◆ TASK
Give back the whole listing exactly as it is written.

───

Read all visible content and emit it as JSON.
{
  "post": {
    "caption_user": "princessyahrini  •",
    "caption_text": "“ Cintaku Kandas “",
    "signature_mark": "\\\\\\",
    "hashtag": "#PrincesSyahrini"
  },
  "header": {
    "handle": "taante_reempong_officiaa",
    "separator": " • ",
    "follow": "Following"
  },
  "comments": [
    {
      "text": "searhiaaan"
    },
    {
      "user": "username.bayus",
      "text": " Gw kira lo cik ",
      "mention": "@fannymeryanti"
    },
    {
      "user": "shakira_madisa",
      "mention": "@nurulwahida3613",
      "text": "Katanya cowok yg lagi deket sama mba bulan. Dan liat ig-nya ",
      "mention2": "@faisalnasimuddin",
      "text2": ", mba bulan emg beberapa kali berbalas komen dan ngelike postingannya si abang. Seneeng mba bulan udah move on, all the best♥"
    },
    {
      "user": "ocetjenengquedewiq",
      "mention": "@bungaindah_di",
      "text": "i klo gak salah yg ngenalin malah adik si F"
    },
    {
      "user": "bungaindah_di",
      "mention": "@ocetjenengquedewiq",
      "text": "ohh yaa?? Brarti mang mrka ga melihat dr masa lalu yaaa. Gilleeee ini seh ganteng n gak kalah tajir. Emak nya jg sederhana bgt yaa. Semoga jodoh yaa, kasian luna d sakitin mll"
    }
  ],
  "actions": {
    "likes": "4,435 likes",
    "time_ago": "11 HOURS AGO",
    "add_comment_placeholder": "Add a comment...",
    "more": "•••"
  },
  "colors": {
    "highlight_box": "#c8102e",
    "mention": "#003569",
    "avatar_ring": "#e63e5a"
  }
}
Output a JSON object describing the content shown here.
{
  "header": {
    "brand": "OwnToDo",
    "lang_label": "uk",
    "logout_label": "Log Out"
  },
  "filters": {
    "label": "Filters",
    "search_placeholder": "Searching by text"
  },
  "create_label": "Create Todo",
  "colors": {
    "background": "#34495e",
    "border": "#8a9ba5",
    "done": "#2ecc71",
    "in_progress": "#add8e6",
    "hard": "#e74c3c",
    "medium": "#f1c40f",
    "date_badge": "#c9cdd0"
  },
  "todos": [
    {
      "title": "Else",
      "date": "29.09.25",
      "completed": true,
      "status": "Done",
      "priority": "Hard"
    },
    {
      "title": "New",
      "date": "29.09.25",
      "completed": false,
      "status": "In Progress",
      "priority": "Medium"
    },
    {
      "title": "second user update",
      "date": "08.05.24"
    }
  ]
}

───

◆ YOUR SOLUTION
Read all visible content and emit it as JSON.
{
  "post": {
    "caption_user": "princessyahrini  •",
    "caption_text": "“ Cintaku Kandas “",
    "signature_mark": "\\\\\\",
    "hashtag": "#PrincesSyahrini"
  },
  "header": {
    "handle": "taante_reempong_officiaa",
    "separator": " • ",
    "follow": "Following"
  },
  "comments": [
    {
      "text": "searhiaaan"
    },
    {
      "user": "username.bayus",
      "text": " Gw kira lo cik ",
      "mention": "@fannymeryanti"
    },
    {
      "user": "shakira_madisa",
      "mention": "@nurulwahida3613",
      "text": "Katanya cowok yg lagi deket sama mba bulan. Dan liat ig-nya ",
      "mention2": "@faisalnasimuddin",
      "text2": ", mba bulan emg beberapa kali berbalas komen dan ngelike postingannya si abang. Seneeng mba bulan udah move on, all the best♥"
    },
    {
      "user": "ocetjenengquedewiq",
      "mention": "@bungaindah_di",
      "text": "i klo gak salah yg ngenalin malah adik si F"
    },
    {
      "user": "bungaindah_di",
      "mention": "@ocetjenengquedewiq",
      "text": "ohh yaa?? Brarti mang mrka ga melihat dr masa lalu yaaa. Gilleeee ini seh ganteng n gak kalah tajir. Emak nya jg sederhana bgt yaa. Semoga jodoh yaa, kasian luna d sakitin mll"
    }
  ],
  "actions": {
    "likes": "4,435 likes",
    "time_ago": "11 HOURS AGO",
    "add_comment_placeholder": "Add a comment...",
    "more": "•••"
  },
  "colors": {
    "highlight_box": "#c8102e",
    "mention": "#003569",
    "avatar_ring": "#e63e5a"
  }
}
Output a JSON object describing the content shown here.
{
  "header": {
    "brand": "OwnToDo",
    "lang_label": "uk",
    "logout_label": "Log Out"
  },
  "filters": {
    "label": "Filters",
    "search_placeholder": "Searching by text"
  },
  "create_label": "Create Todo",
  "colors": {
    "background": "#34495e",
    "border": "#8a9ba5",
    "done": "#2ecc71",
    "in_progress": "#add8e6",
    "hard": "#e74c3c",
    "medium": "#f1c40f",
    "date_badge": "#c9cdd0"
  },
  "todos": [
    {
      "title": "Else",
      "date": "29.09.25",
      "completed": true,
      "status": "Done",
      "priority": "Hard"
    },
    {
      "title": "New",
      "date": "29.09.25",
      "completed": false,
      "status": "In Progress",
      "priority": "Medium"
    },
    {
      "title": "second user update",
      "date": "08.05.24"
    }
  ]
}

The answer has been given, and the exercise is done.